As part of its analysis, the court considered the rules applicable to a “power coupled with an interest,” and based its decision on a Supreme Court case from 1823. Let’s take a history lesson.
Plaintiff owned two parcels on Sebastopol Road in Santa Rosa. The defendant developer needed “needed the [plaintiffs’] parcel in order to develop the overall project, and specifically, the ‘Village Square’ portion of the development.” Defendant took an option to purchase the properties. In a critical fact, “The option expired on July 1, 2001, without being exercised.”
Here’s where it gets interesting. “In May 2001, respondents filed a lot line adjustment application with the City of Santa Rosa.” Acting under a power of attorney, the developer executed the lot line adjustment on behalf of plaintiffs. According to the court, “the reason given for the lot line adjustment was to ‘reconfigure lot line as desired by property owners.’”
However, the reality was that “the requested adjustment decreased the size of the Bonfiglis’ front parcel by approximately 60 percent,” with the acreage being transferred to a different parcel owned by the developer. Which is to say, the defendant took land from plaintiffs “to create a buildable parcel [but] respondents did not pay the Bonfiglis for the transfer nor did they ever purchase the front parcel.”
Then, to rub salt in the wound, the developer encumbered the property with a $22.6 million loan. “The Bonfiglis’ parcel, among others, was used as collateral for the loan, with respondents signing as attorneys-in-fact for the Bonfiglis . . . even though the option had expired.” This was followed, not surprisingly, by a bankruptcy filing by the entity that was being used to make the development.

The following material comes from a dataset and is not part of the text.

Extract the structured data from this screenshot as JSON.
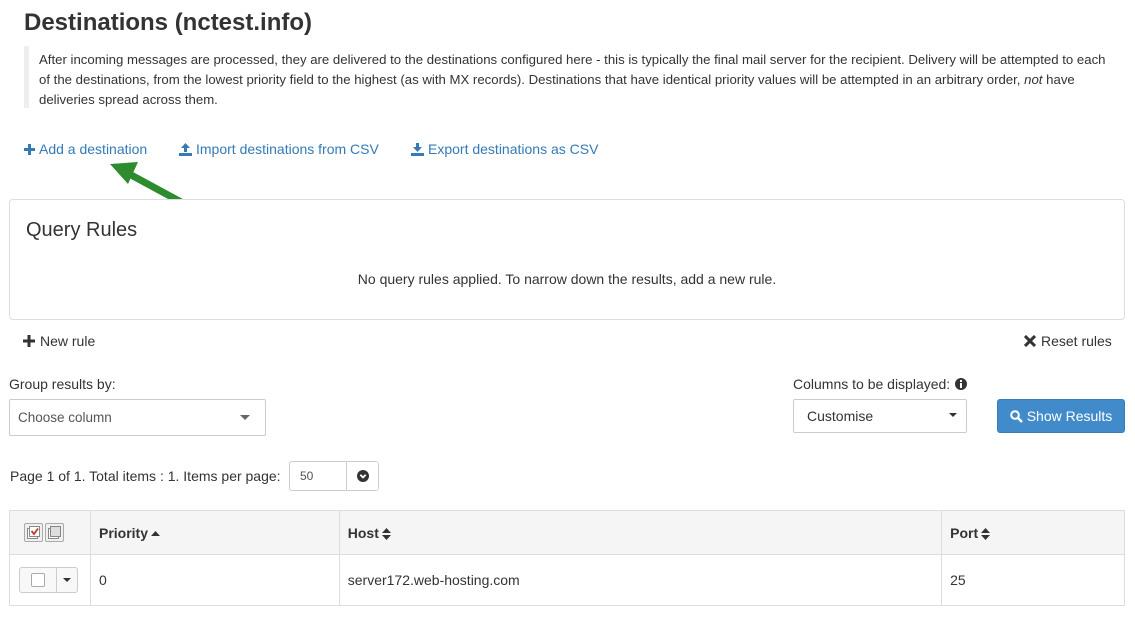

It seems astonishing that this case made it to a jury, and more astonishing that plaintiffs did not prevail (however, reversed on appeal). The critical issues on appeal involved a power of attorney signed by plaintiffs in 2000.
Here the court used its wayback machine, stating that “California decisional law has consistently followed the definition of a power coupled with an interest set out by Chief Justice Marshall in Hunt v. Rousmanier (1823) 21 U.S. 174, 203: ‘A power coupled with an interest,” is a power which accompanies, or is connected with, an interest. The power and the interest are united in the same person.’”
This isn’t a traditional power of attorney. Its sui generis. “The purpose of a power coupled with an interest is to protect the agent’s interest in the subject and its value, this kind of power of attorney is not an ‘agency’ as that term is commonly understood. Rather, the creator of the power relinquishes irrevocably any authority to direct the attorney-in-fact who is permitted, under such an arrangement, to act solely in his own interests. “
This special kind of power of attorney does not create fiduciary obligations by the power holder in favor of his principal. Citing the Restatement Third of Agency, section 3.12, the court explained that a “power given as security does not create a relationship of agency . . . The holder is not subject to the creator’s control and the holder does not owe fiduciary duties to the creator.”
However, “If the creator grants the power to protect an ownership interest of the holder, the power terminates when the holder no longer has the ownership interest.” For this reason, the developer was held liable for wrongful acts after its option had expired. “The powers granted to [the developer gave] them the power to use the land to develop the project. The interest being protected is the right to purchase the property at a specified price; and the value of that interest was secured by respondents’ ability to control the property for development purposes.”
Even more, the developer (Alan Strachan, who was represented by family member Gordon Strachan) was held personally liable for the injuries to plaintiffs because he directed his business entity to execute the lot line adjustment.
Explained that court, “Respondents [ ] cannot escape potential liability by using their business entity as a shield . . . Directors or officers are liable to third persons who are injured by their own tortious conduct regardless of whether they acted on behalf of the corporation and regardless of whether the corporation is also liable.”
Added the court, “This liability does not depend on the same grounds as ‘piercing the corporate veil,’ on account of inadequate capitalization for instance, but rather on the officer or director’s personal participation or specific authorization of the tortious act.”
In the end, justice was served.
Bonfigli v. Strachan (Feb. 24, 2011) 2011 DJDAR 2893